§ Task item
The entries that follow must be written out exactly, without any of the pictures they contain.

(App and web page records)
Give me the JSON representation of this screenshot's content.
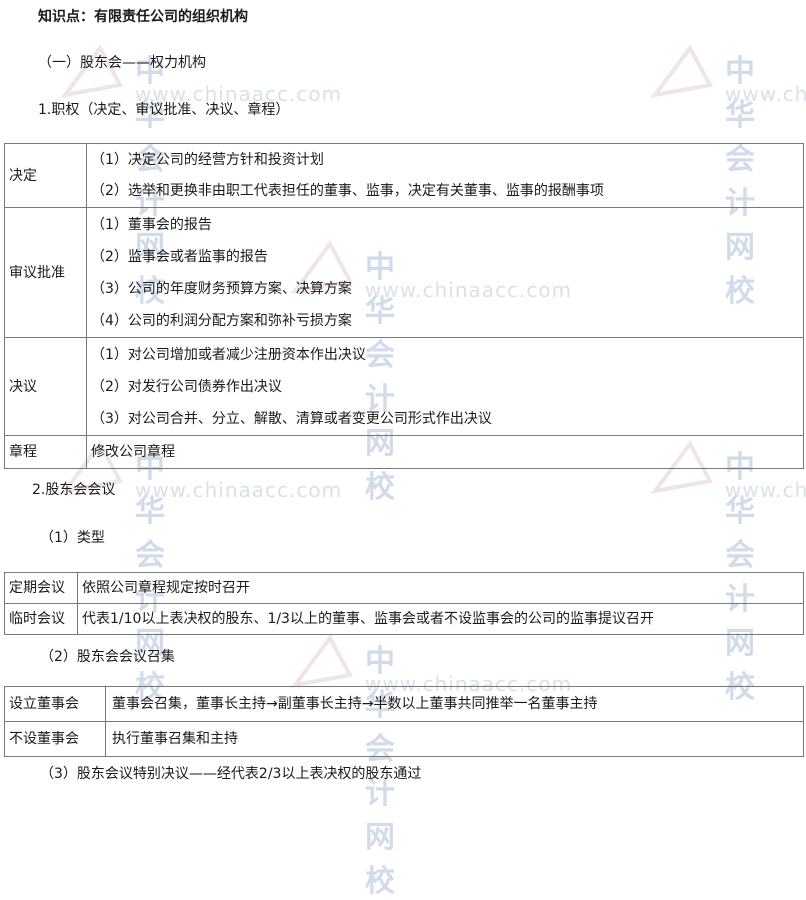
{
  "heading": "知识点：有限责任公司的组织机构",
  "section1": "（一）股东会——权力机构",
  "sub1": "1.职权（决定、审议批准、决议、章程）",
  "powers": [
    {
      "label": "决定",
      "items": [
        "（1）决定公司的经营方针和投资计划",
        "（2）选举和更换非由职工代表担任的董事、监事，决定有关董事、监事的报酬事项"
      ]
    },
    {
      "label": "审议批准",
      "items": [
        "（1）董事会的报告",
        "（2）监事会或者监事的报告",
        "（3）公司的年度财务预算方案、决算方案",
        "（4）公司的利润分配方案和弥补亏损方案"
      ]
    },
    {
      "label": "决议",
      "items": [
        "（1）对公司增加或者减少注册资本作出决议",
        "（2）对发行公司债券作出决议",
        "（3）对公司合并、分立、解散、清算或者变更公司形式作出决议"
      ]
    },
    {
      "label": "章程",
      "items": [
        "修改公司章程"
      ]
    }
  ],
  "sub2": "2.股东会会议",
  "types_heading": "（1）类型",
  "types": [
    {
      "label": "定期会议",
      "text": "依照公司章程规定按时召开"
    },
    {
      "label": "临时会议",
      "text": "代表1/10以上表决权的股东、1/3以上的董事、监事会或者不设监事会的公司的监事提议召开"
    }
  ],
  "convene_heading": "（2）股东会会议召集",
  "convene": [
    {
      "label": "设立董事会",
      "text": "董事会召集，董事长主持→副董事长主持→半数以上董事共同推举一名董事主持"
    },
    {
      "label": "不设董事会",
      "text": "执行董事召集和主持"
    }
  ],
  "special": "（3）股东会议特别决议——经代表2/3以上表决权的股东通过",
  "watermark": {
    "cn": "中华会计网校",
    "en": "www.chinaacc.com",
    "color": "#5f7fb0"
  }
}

§ The completed task
Give me the JSON representation of this screenshot's content.
{
  "heading": "知识点：有限责任公司的组织机构",
  "section1": "（一）股东会——权力机构",
  "sub1": "1.职权（决定、审议批准、决议、章程）",
  "powers": [
    {
      "label": "决定",
      "items": [
        "（1）决定公司的经营方针和投资计划",
        "（2）选举和更换非由职工代表担任的董事、监事，决定有关董事、监事的报酬事项"
      ]
    },
    {
      "label": "审议批准",
      "items": [
        "（1）董事会的报告",
        "（2）监事会或者监事的报告",
        "（3）公司的年度财务预算方案、决算方案",
        "（4）公司的利润分配方案和弥补亏损方案"
      ]
    },
    {
      "label": "决议",
      "items": [
        "（1）对公司增加或者减少注册资本作出决议",
        "（2）对发行公司债券作出决议",
        "（3）对公司合并、分立、解散、清算或者变更公司形式作出决议"
      ]
    },
    {
      "label": "章程",
      "items": [
        "修改公司章程"
      ]
    }
  ],
  "sub2": "2.股东会会议",
  "types_heading": "（1）类型",
  "types": [
    {
      "label": "定期会议",
      "text": "依照公司章程规定按时召开"
    },
    {
      "label": "临时会议",
      "text": "代表1/10以上表决权的股东、1/3以上的董事、监事会或者不设监事会的公司的监事提议召开"
    }
  ],
  "convene_heading": "（2）股东会会议召集",
  "convene": [
    {
      "label": "设立董事会",
      "text": "董事会召集，董事长主持→副董事长主持→半数以上董事共同推举一名董事主持"
    },
    {
      "label": "不设董事会",
      "text": "执行董事召集和主持"
    }
  ],
  "special": "（3）股东会议特别决议——经代表2/3以上表决权的股东通过",
  "watermark": {
    "cn": "中华会计网校",
    "en": "www.chinaacc.com",
    "color": "#5f7fb0"
  }
}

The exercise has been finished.